New Research Explores Impact of Resources on Education Policymaking in the Middle East
Al Qasimi Foundation
March 24, 2015
As the Gulf Comparative Education Society gears up for its annual symposium, scheduled to take place in Dubai from April 15-17, 2015, one researcher is taking a close look into educational policymaking in the MENA region through a comparative lens.
Ms. Samar Farah, a third year doctoral candidate studying international education development at Teachers College, Columbia University, is also a visiting scholar with the Al Qasimi Foundation. Through case studies of Jordan and the UAE, her research focuses on educational policymaking and funding in the Middle East.
At one level, this research compares how education policymaking differs among nations with disparate amounts of financial resources. At another level, previous studies in economics and politics have likened countries with oil wealth to those depending on foreign aid (like Jordan) because both types of countries rely on unpredictable sources of income, whereas other countries gain income from their citizen tax-bases.
Few studies have investigated what a state’s reliance on foreign aid or natural resources means for education. In fact, it was Ms. Farah’s conviction that the Middle East deserves more attention from the academic community that motivated her to explore educational reform in the region.
“I believe that there is a significant gap in the research on the Middle East regarding how policymaking processes actually work, particularly in terms of private and public partnerships,” says Ms. Farah.
“Many theories have been developed to explain this process in the West, but there is no data on the evolution of reforms that would shed light on why some educational initiatives in the MENA region succeed while others never make it off the ground.”
Throughout the Middle East, policy research is challenging and requires perseverance, says Ms. Susan Kippels, a Research Associate at the Al Qasimi Foundation who has spent nearly a decade living, working, and studying throughout the region.
“Policymakers in this region have a lot of ambition and a lot of development work on their plates, which leaves them little time to collaborate with researchers on the front end of research projects,” explains Ms. Kippels.
“Typically, policymakers meet with researchers only once their findings are published. Therefore, collecting raw information from policymakers about the policy implementation process itself can be quite a challenge.”
Despite this, Ms. Farah sees the value in better understanding education reform implementation in the region. Her research thus far confirms that, although both the UAE and Jordan continue to invest in educational reforms, their policymaking landscapes are quite distinct. The UAE has no federal income tax, and reforms are primarily sponsored by the national government.
Jordan, on the other hand, lacks the financial resources to introduce reforms without support from international governments and aid agencies. In fact, Jordan is the fifth-largest recipient of aid from the United States, and its greatest asset lies in its human capital.
In a 2013 interview, Ms. Rana Madani, Deputy C.E.O. of a Jordanian non-profit organization working in education, explained, “Jordanians are responsible for building a knowledge economy, where due to the scarcity of other resources [in the country], education is a key and strategic objective that determines the direction of the country.”

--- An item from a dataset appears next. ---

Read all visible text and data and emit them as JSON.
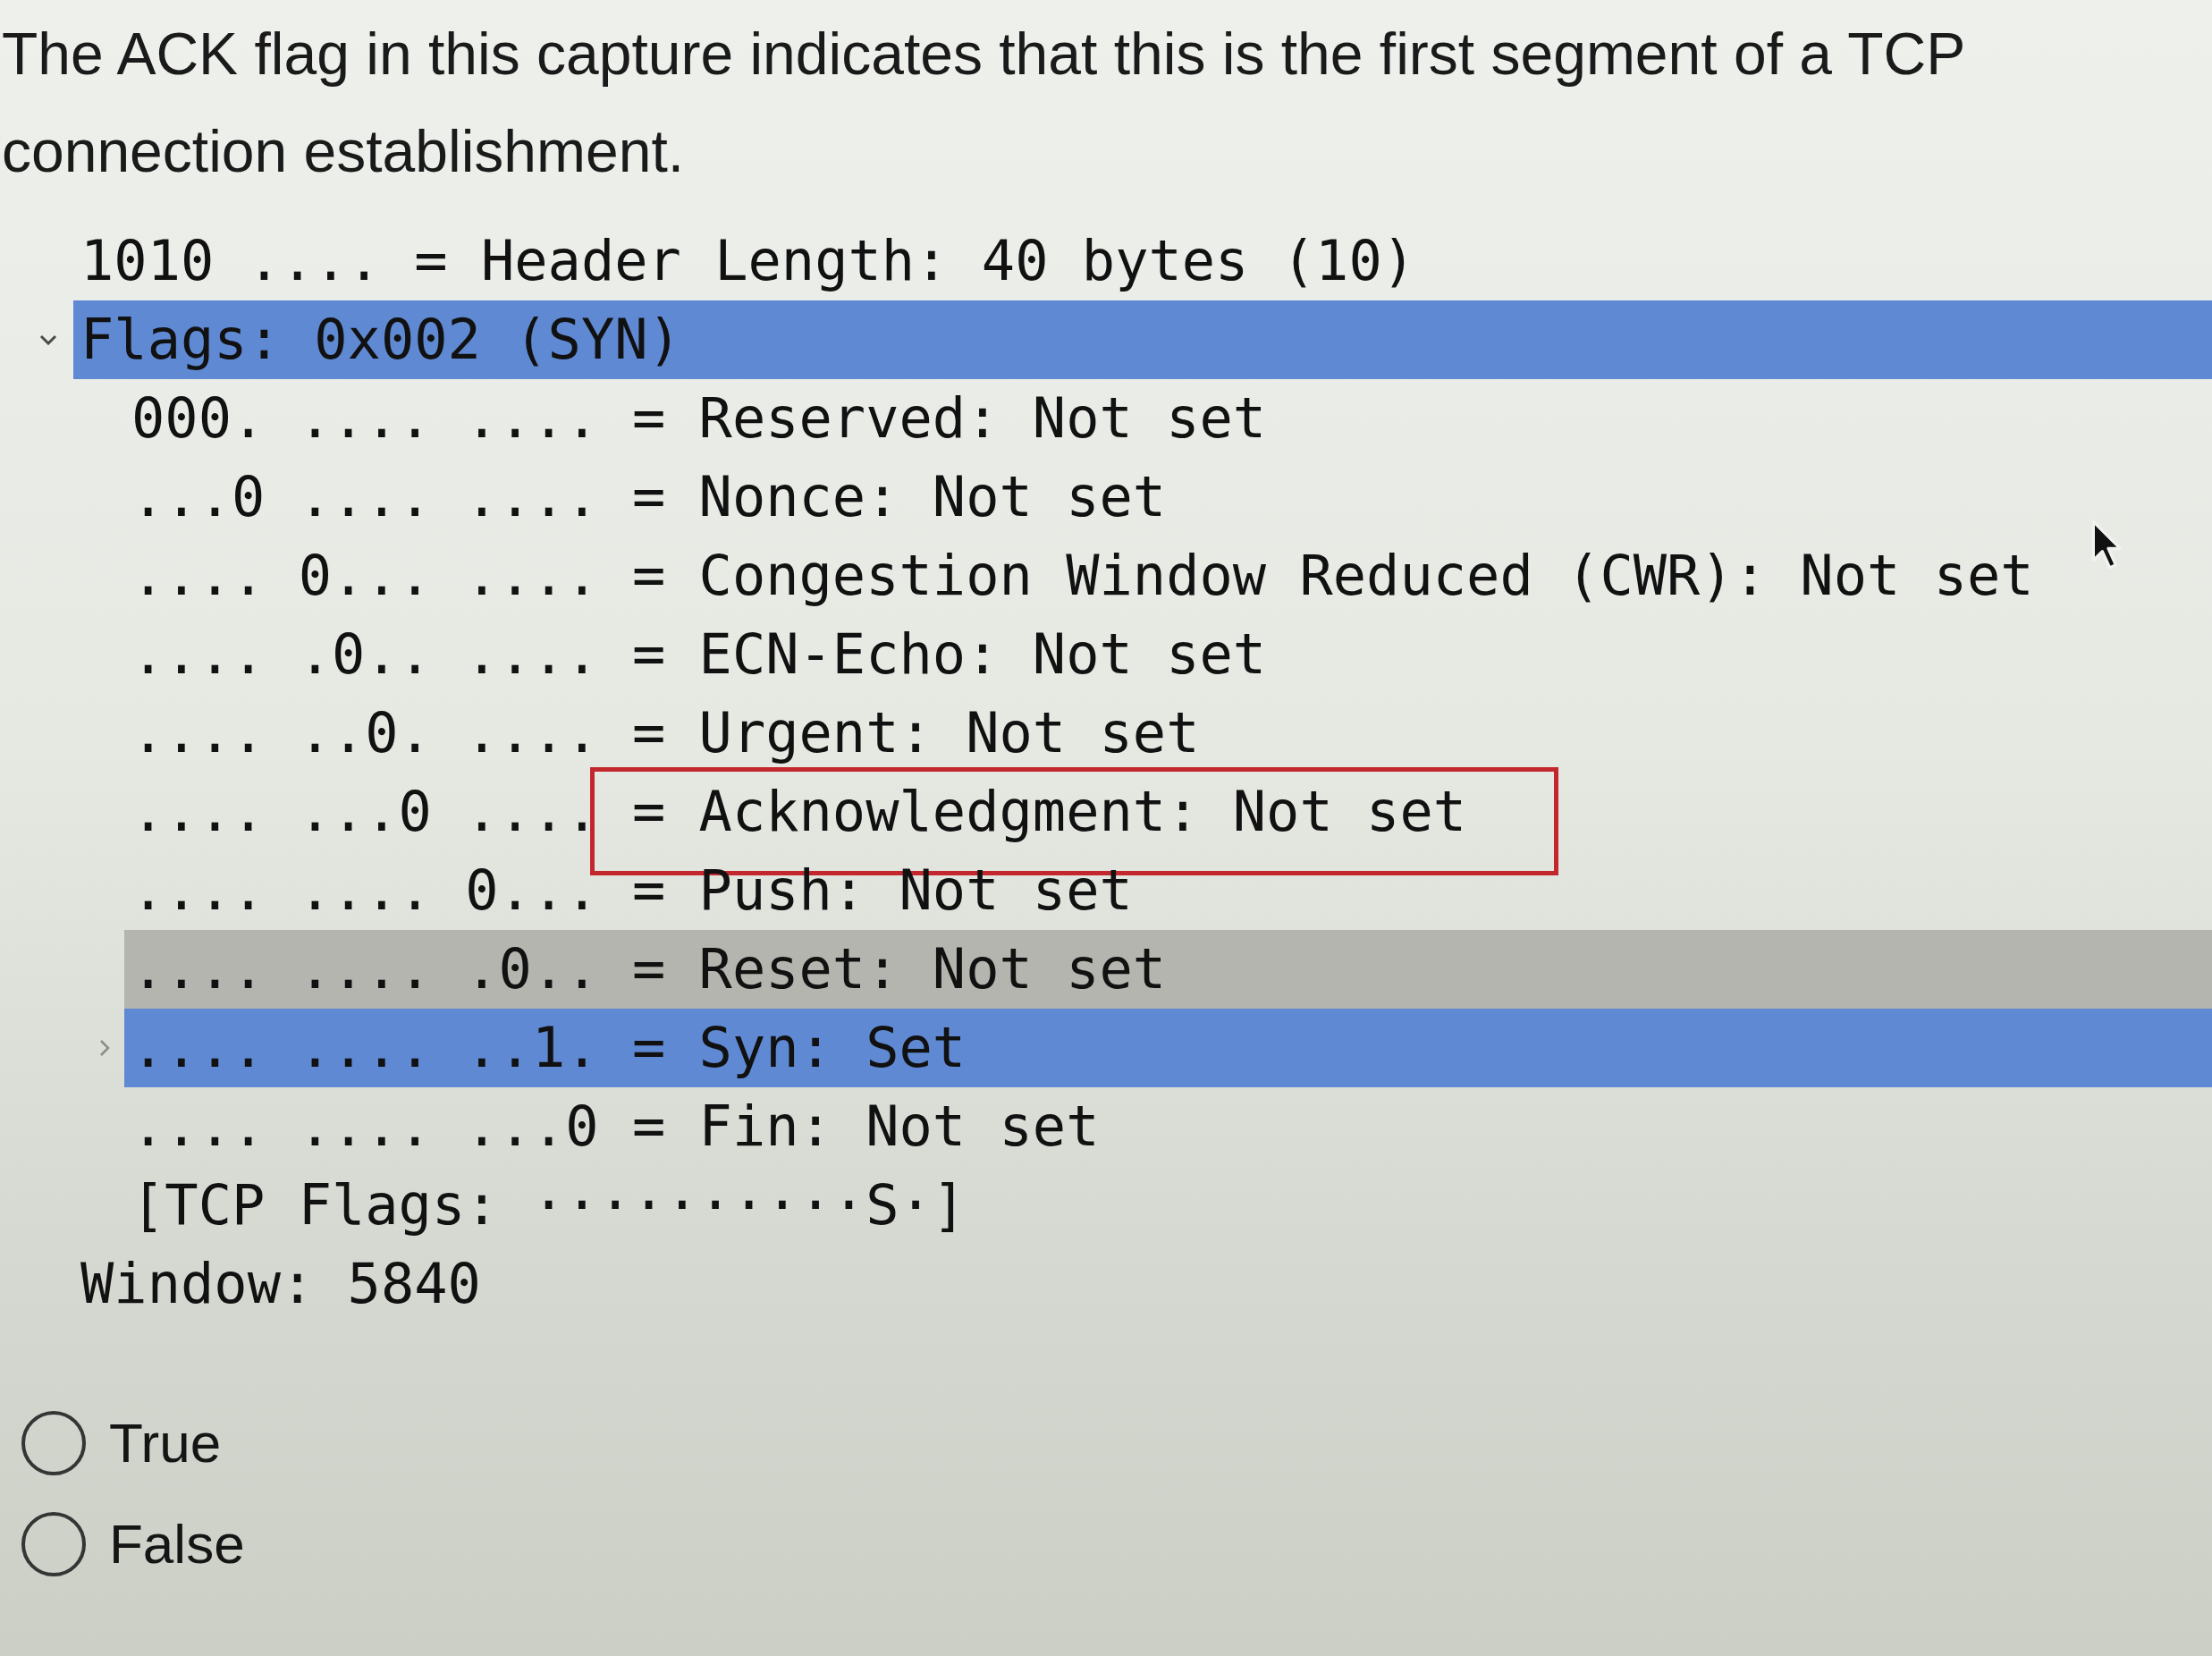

While Ms. Farah is still in the process of gathering data, an initial comparison of the policymaking contexts in the UAE and Jordan is illuminating and highlights the need for more research into the reform process.

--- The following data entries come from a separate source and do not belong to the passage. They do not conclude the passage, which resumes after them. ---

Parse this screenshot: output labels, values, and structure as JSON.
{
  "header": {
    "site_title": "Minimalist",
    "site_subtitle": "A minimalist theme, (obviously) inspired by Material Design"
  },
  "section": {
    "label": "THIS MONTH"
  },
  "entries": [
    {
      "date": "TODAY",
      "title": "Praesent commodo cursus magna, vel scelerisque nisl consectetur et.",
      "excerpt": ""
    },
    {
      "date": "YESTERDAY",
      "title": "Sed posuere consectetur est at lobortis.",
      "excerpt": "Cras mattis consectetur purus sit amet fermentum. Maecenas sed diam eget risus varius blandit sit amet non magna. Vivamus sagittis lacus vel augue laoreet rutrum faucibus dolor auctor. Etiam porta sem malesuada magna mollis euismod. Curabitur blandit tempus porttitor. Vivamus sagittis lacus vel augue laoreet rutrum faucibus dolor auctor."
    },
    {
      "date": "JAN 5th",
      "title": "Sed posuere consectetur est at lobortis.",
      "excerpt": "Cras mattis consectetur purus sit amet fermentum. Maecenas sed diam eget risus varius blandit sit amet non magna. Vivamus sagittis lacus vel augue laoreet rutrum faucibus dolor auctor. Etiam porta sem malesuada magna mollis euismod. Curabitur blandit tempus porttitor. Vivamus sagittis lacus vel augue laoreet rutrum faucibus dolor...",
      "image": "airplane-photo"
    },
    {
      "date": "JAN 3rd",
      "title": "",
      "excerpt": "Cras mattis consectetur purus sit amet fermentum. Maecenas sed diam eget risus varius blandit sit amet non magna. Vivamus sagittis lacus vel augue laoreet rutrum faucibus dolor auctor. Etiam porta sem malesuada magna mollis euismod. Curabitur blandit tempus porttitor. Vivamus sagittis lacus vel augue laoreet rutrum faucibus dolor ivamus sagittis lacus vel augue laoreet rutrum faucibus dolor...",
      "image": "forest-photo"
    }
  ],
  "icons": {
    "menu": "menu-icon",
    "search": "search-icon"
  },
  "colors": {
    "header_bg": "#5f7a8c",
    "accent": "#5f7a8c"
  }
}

Although both countries fair similarly on some social and educational indicators, Figure 1 illustrates the striking difference between the economic resources of the two countries and the resulting investments that each makes in education. The UAE's government invests almost three times as much as Jordan does on education, and almost one quarter of the government’s expenditure is allocated for education as opposed to other public sectors.